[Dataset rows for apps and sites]
*-*-*

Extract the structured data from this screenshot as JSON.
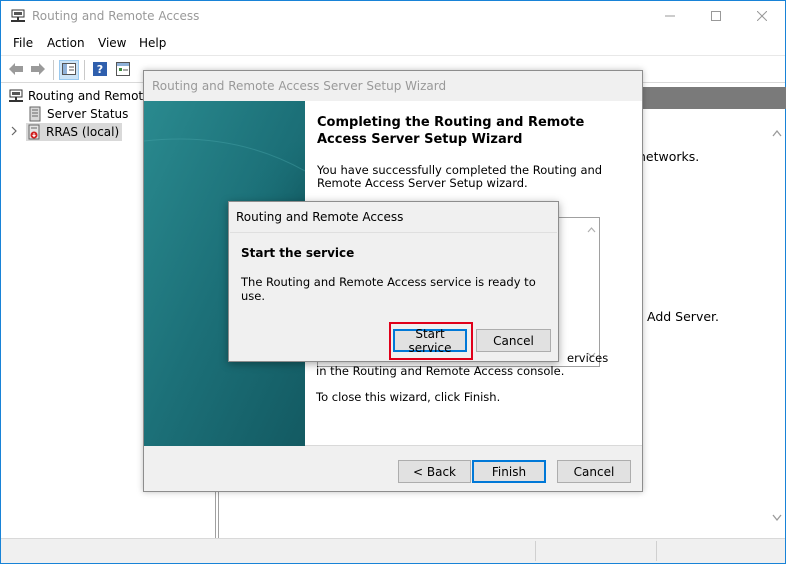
{
  "app": {
    "title": "Routing and Remote Access",
    "icon": "network-server-icon",
    "window_controls": [
      "minimize-icon",
      "maximize-icon",
      "close-icon"
    ]
  },
  "menu": [
    "File",
    "Action",
    "View",
    "Help"
  ],
  "toolbar": {
    "buttons": [
      "back-arrow-icon",
      "forward-arrow-icon",
      "show-hide-tree-icon",
      "help-icon",
      "properties-icon"
    ]
  },
  "tree": {
    "root": "Routing and Remote Access",
    "items": [
      {
        "label": "Server Status",
        "icon": "server-status-icon"
      },
      {
        "label": "RRAS (local)",
        "icon": "server-down-icon",
        "selected": true
      }
    ]
  },
  "content": {
    "line1": "networks.",
    "line2": "Add Server."
  },
  "wizard": {
    "title": "Routing and Remote Access Server Setup Wizard",
    "heading": "Completing the Routing and Remote Access Server Setup Wizard",
    "intro": "You have successfully completed the Routing and Remote Access Server Setup wizard.",
    "services_line1": "ervices",
    "services_line2": "in the Routing and  Remote Access console.",
    "close_text": "To close this wizard, click Finish.",
    "buttons": {
      "back": "< Back",
      "finish": "Finish",
      "cancel": "Cancel"
    }
  },
  "dialog": {
    "title": "Routing and Remote Access",
    "heading": "Start the service",
    "message": "The Routing and Remote Access service is ready to use.",
    "buttons": {
      "start": "Start service",
      "cancel": "Cancel"
    }
  },
  "colors": {
    "window_border": "#1883d7",
    "banner_teal": "#1f7c84",
    "highlight": "#e0001a",
    "header_gray": "#7a7a7a"
  }
}
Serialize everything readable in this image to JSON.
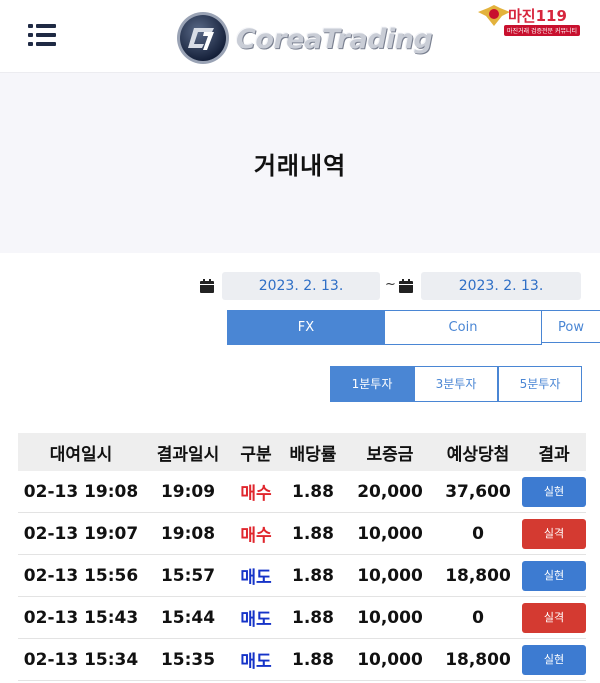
{
  "header": {
    "logo_text": "CoreaTrading",
    "badge_title": "마진119",
    "badge_subtitle": "마진거래 검증전문 커뮤니티"
  },
  "page": {
    "title": "거래내역"
  },
  "date_filter": {
    "start_date": "2023. 2. 13.",
    "separator": "~",
    "end_date": "2023. 2. 13."
  },
  "market_tabs": [
    {
      "label": "FX",
      "active": true
    },
    {
      "label": "Coin",
      "active": false
    },
    {
      "label": "Pow",
      "active": false
    }
  ],
  "duration_tabs": [
    {
      "label": "1분투자",
      "active": true
    },
    {
      "label": "3분투자",
      "active": false
    },
    {
      "label": "5분투자",
      "active": false
    }
  ],
  "table": {
    "headers": [
      "대여일시",
      "결과일시",
      "구분",
      "배당률",
      "보증금",
      "예상당첨",
      "결과"
    ],
    "rows": [
      {
        "start": "02-13 19:08",
        "end": "19:09",
        "type": "매수",
        "type_kind": "buy",
        "rate": "1.88",
        "deposit": "20,000",
        "expected": "37,600",
        "result": "실현",
        "result_kind": "win"
      },
      {
        "start": "02-13 19:07",
        "end": "19:08",
        "type": "매수",
        "type_kind": "buy",
        "rate": "1.88",
        "deposit": "10,000",
        "expected": "0",
        "result": "실격",
        "result_kind": "lose"
      },
      {
        "start": "02-13 15:56",
        "end": "15:57",
        "type": "매도",
        "type_kind": "sell",
        "rate": "1.88",
        "deposit": "10,000",
        "expected": "18,800",
        "result": "실현",
        "result_kind": "win"
      },
      {
        "start": "02-13 15:43",
        "end": "15:44",
        "type": "매도",
        "type_kind": "sell",
        "rate": "1.88",
        "deposit": "10,000",
        "expected": "0",
        "result": "실격",
        "result_kind": "lose"
      },
      {
        "start": "02-13 15:34",
        "end": "15:35",
        "type": "매도",
        "type_kind": "sell",
        "rate": "1.88",
        "deposit": "10,000",
        "expected": "18,800",
        "result": "실현",
        "result_kind": "win"
      }
    ]
  },
  "colors": {
    "accent": "#4a86d4",
    "buy": "#e0262d",
    "sell": "#1533c8",
    "win": "#3d7bd1",
    "lose": "#d43a31"
  }
}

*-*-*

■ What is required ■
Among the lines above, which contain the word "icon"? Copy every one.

■ Exercise result ■
    "icon": "network-server-icon",
      "minimize-icon",
      "maximize-icon",
      "close-icon"
      "back-arrow-icon",
      "forward-arrow-icon",
      "show-hide-tree-icon",
      "help-icon",
      "properties-icon"
        "icon": "server-status-icon"
        "icon": "server-down-icon",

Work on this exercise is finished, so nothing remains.